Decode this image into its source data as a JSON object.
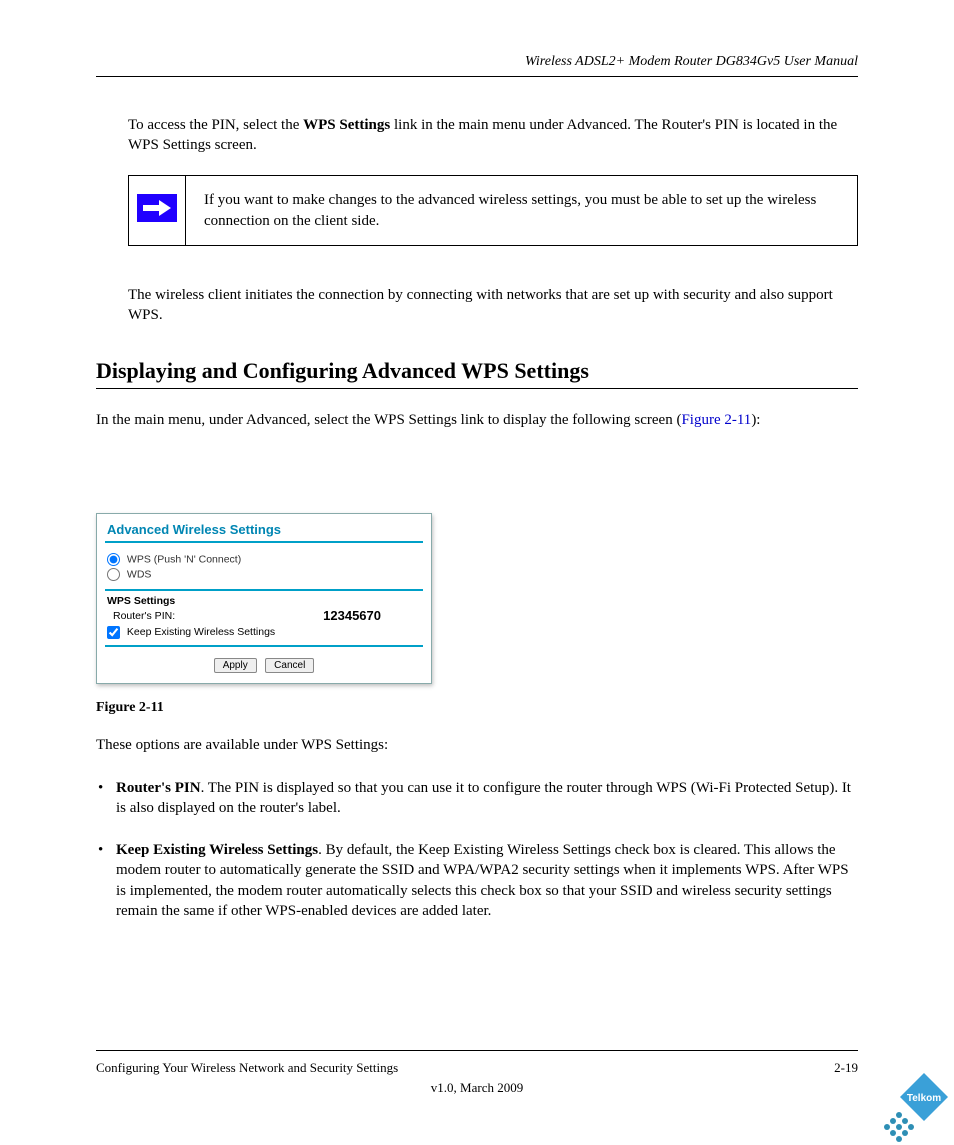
{
  "header": {
    "manual_title": "Wireless ADSL2+ Modem Router DG834Gv5 User Manual"
  },
  "paragraphs": {
    "p1_prefix": "To access the PIN, select the ",
    "p1_strong": "WPS Settings",
    "p1_suffix": " link in the main menu under Advanced. The Router's PIN is located in the WPS Settings screen.",
    "note": "If you want to make changes to the advanced wireless settings, you must be able to set up the wireless connection on the client side.",
    "p2": "The wireless client initiates the connection by connecting with networks that are set up with security and also support WPS.",
    "heading": "Displaying and Configuring Advanced WPS Settings",
    "p3_prefix": "In the main menu, under Advanced, select the WPS Settings link to display the following screen ",
    "p3_link_text": "Figure 2-11",
    "p3_suffix": "):",
    "figure_caption": "Figure 2-11",
    "p4": "These options are available under WPS Settings:",
    "bullet1_strong": "Router's PIN",
    "bullet1_text": ". The PIN is displayed so that you can use it to configure the router through WPS (Wi-Fi Protected Setup). It is also displayed on the router's label.",
    "bullet2_strong": "Keep Existing Wireless Settings",
    "bullet2_text_part1": ". By default, the Keep Existing Wireless Settings check box is cleared. This allows the modem router to automatically generate the SSID and WPA/WPA2 security settings when it implements WPS. After WPS is implemented, the modem router automatically selects this check box so that your SSID and wireless security settings remain the same if other WPS-enabled devices are added later."
  },
  "router_ui": {
    "title": "Advanced Wireless Settings",
    "radio_wps": "WPS (Push 'N' Connect)",
    "radio_wds": "WDS",
    "section_label": "WPS Settings",
    "pin_label": "Router's PIN:",
    "pin_value": "12345670",
    "keep_label": "Keep Existing Wireless Settings",
    "apply": "Apply",
    "cancel": "Cancel"
  },
  "footer": {
    "left": "Configuring Your Wireless Network and Security Settings",
    "right": "2-19",
    "version": "v1.0, March 2009"
  },
  "logo": {
    "text": "Telkom"
  }
}
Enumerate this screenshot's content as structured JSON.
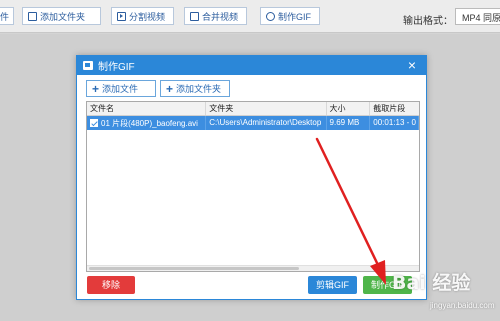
{
  "toolbar": {
    "partial_btn": "件",
    "add_folder": "添加文件夹",
    "split_video": "分割视频",
    "merge_video": "合并视频",
    "make_gif": "制作GIF",
    "output_label": "输出格式：",
    "output_value": "MP4 同原"
  },
  "dialog": {
    "title": "制作GIF",
    "close": "×",
    "add_file": "添加文件",
    "add_folder": "添加文件夹",
    "columns": [
      "文件名",
      "文件夹",
      "大小",
      "截取片段"
    ],
    "rows": [
      {
        "name": "01 片段(480P)_baofeng.avi",
        "folder": "C:\\Users\\Administrator\\Desktop",
        "size": "9.69 MB",
        "clip": "00:01:13 - 0"
      }
    ],
    "remove_btn": "移除",
    "clip_btn": "剪辑GIF",
    "make_btn": "制作GIF"
  },
  "watermark": {
    "main": "Bai 经验",
    "sub": "jingyan.baidu.com"
  },
  "colors": {
    "accent": "#2b87d8",
    "remove": "#e33b3b",
    "make": "#4fb54a",
    "annotation": "#e02020"
  }
}
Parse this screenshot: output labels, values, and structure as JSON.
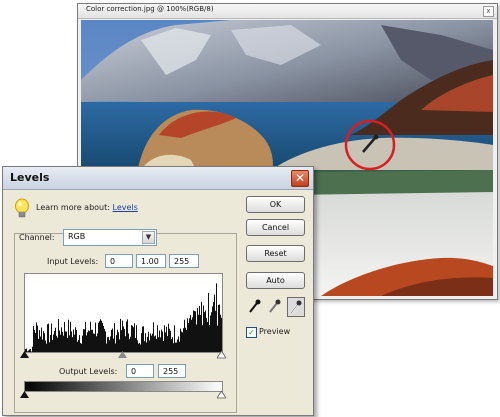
{
  "image_window": {
    "title": "Color correction.jpg @ 100%(RGB/8)",
    "close_glyph": "x"
  },
  "dialog": {
    "title": "Levels",
    "close_glyph": "✕",
    "learn_prefix": "Learn more about:",
    "learn_link": "Levels",
    "channel_label": "Channel:",
    "channel_value": "RGB",
    "input_levels_label": "Input Levels:",
    "input_levels": [
      "0",
      "1.00",
      "255"
    ],
    "output_levels_label": "Output Levels:",
    "output_levels": [
      "0",
      "255"
    ],
    "buttons": {
      "ok": "OK",
      "cancel": "Cancel",
      "reset": "Reset",
      "auto": "Auto"
    },
    "preview_label": "Preview",
    "preview_checked": true
  },
  "colors": {
    "dialog_bg": "#ece9d8",
    "link": "#1a3fa8",
    "close_red": "#c2401f",
    "highlight_circle": "#d42020"
  }
}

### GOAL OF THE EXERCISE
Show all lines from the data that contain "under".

### WRITTEN SOLUTION
    "p1_suffix": " link in the main menu under Advanced. The Router's PIN is located in the WPS Settings screen.",
    "p3_prefix": "In the main menu, under Advanced, select the WPS Settings link to display the following screen ",
    "p4": "These options are available under WPS Settings:",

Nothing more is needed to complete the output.